Qantas says it will resume flights to and from Auckland and Queenstown from 6am on Friday, and Wellington from midday. Services to and from Christchurch remain suspended and subject to further review.
Budget offshoot Jetstar will also resume its domestic and trans-Tasman services for Auckland, Wellington and Queenstown.
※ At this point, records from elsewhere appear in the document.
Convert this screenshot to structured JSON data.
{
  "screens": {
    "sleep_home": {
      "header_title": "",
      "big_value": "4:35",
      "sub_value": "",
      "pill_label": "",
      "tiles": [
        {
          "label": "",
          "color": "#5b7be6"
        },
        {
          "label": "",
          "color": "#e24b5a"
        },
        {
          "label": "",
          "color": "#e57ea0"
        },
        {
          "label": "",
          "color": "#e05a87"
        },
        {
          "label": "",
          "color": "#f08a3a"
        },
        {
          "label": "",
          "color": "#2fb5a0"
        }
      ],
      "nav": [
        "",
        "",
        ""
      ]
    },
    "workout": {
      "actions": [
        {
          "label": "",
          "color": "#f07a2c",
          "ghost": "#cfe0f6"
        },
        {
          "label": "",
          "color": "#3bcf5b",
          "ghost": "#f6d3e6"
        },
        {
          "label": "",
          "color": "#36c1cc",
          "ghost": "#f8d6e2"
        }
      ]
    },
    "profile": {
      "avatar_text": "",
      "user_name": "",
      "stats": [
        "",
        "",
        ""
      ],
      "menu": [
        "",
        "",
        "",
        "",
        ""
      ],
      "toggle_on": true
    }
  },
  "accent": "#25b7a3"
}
However, services in and out of Christchurch for Friday morning remain cancelled.
The BBC reports that experts monitoring the Puyehue volcano in Chile believe its eruption is likely to grow more violent in coming days.
The volcano began erupting on 4 June and has caused levels of flight disruption not seen since an Icelandic volcano paralysed Europe in 2010.
Air NZ apologises over cancelled flights
Air New Zealand had been operating flights as normal until Wednesday night when it began cancelling some services after the ash cloud was pushed down over the lower South Island at a level of 10,000 feet.
The national carrier has apologised to customers frustrated by late cancellations on Thursday, but says it is trying to give everyone the best chance of flying.
On Thursday morning all its domestic flights to and from Invercargill, Dunedin, Queenstown and Christchurch were cancelled, angering some travellers unaware of the situation until they got to the airport.
Air New Zealand had to cancel more flights in the evening because the earlier disruption meant some planes were not at the airports they were meant to fly from.
General manager of airline operations David Morgan says in some cases, information from MetService is not available until minutes before a scheduled flight.
Captain Morgan says some decisions are deliberately left until the last minute when all information is at hand, rather than simply cancelling flights for a whole day.
Pacific Blue, Jetstar and Qantas cancelled flights in, out, and around New Zealand for the rest of Thursday.
Old DC3 takes to the skies
A World War II veteran was brought out of retirement to help stranded passengers.
The privately-owned 28-seat DC3 first flew in 1944 for the US Air Force and is usually used for charity purposes and as a display at the Ashburton Aviation Museum.
One of its pilots, Jim Dunne, says the plane is also ideally suited for flying under ash cloud covering Christchurch.
The plane ferried stranded passengers between Christchurch and Wellington on Thursday.